What this task involves — Reproduce the lines below verbatim. Pictures are to be omitted.
• • • •
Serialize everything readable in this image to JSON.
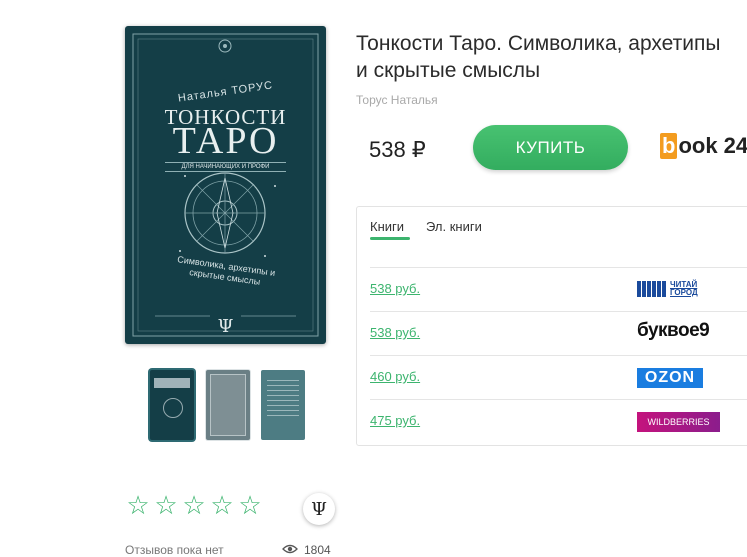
{
  "book": {
    "title": "Тонкости Таро. Символика, архетипы и скрытые смыслы",
    "author": "Торус Наталья"
  },
  "cover": {
    "author": "Наталья ТОРУС",
    "title_line1": "ТОНКОСТИ",
    "title_line2": "ТАРО",
    "subtitle": "ДЛЯ НАЧИНАЮЩИХ И ПРОФИ",
    "description": "Символика, архетипы и скрытые смыслы",
    "logo_glyph": "Ψ"
  },
  "purchase": {
    "price": "538",
    "currency": "₽",
    "buy_label": "КУПИТЬ",
    "seller": "book 24",
    "seller_b": "b",
    "seller_rest": "ook 24"
  },
  "tabs": [
    "Книги",
    "Эл. книги"
  ],
  "offers": [
    {
      "price": "538 руб.",
      "store": "ЧИТАЙ ГОРОД"
    },
    {
      "price": "538 руб.",
      "store": "буквоед"
    },
    {
      "price": "460 руб.",
      "store": "OZON"
    },
    {
      "price": "475 руб.",
      "store": "WILDBERRIES"
    }
  ],
  "store_logo_text": {
    "chitai_line1": "ЧИТАЙ",
    "chitai_line2": "ГОРОД",
    "bukvoed": "буквое9",
    "ozon": "OZON",
    "wildberries": "WILDBERRIES"
  },
  "rating": {
    "stars": [
      "☆",
      "☆",
      "☆",
      "☆",
      "☆"
    ],
    "reviews_text": "Отзывов пока нет",
    "views": "1804",
    "publisher_glyph": "Ψ"
  },
  "colors": {
    "accent": "#3cb46e",
    "cover": "#143e47"
  }
}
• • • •
Response —
Serialize everything readable in this image to JSON.
{
  "book": {
    "title": "Тонкости Таро. Символика, архетипы и скрытые смыслы",
    "author": "Торус Наталья"
  },
  "cover": {
    "author": "Наталья ТОРУС",
    "title_line1": "ТОНКОСТИ",
    "title_line2": "ТАРО",
    "subtitle": "ДЛЯ НАЧИНАЮЩИХ И ПРОФИ",
    "description": "Символика, архетипы и скрытые смыслы",
    "logo_glyph": "Ψ"
  },
  "purchase": {
    "price": "538",
    "currency": "₽",
    "buy_label": "КУПИТЬ",
    "seller": "book 24",
    "seller_b": "b",
    "seller_rest": "ook 24"
  },
  "tabs": [
    "Книги",
    "Эл. книги"
  ],
  "offers": [
    {
      "price": "538 руб.",
      "store": "ЧИТАЙ ГОРОД"
    },
    {
      "price": "538 руб.",
      "store": "буквоед"
    },
    {
      "price": "460 руб.",
      "store": "OZON"
    },
    {
      "price": "475 руб.",
      "store": "WILDBERRIES"
    }
  ],
  "store_logo_text": {
    "chitai_line1": "ЧИТАЙ",
    "chitai_line2": "ГОРОД",
    "bukvoed": "буквое9",
    "ozon": "OZON",
    "wildberries": "WILDBERRIES"
  },
  "rating": {
    "stars": [
      "☆",
      "☆",
      "☆",
      "☆",
      "☆"
    ],
    "reviews_text": "Отзывов пока нет",
    "views": "1804",
    "publisher_glyph": "Ψ"
  },
  "colors": {
    "accent": "#3cb46e",
    "cover": "#143e47"
  }
}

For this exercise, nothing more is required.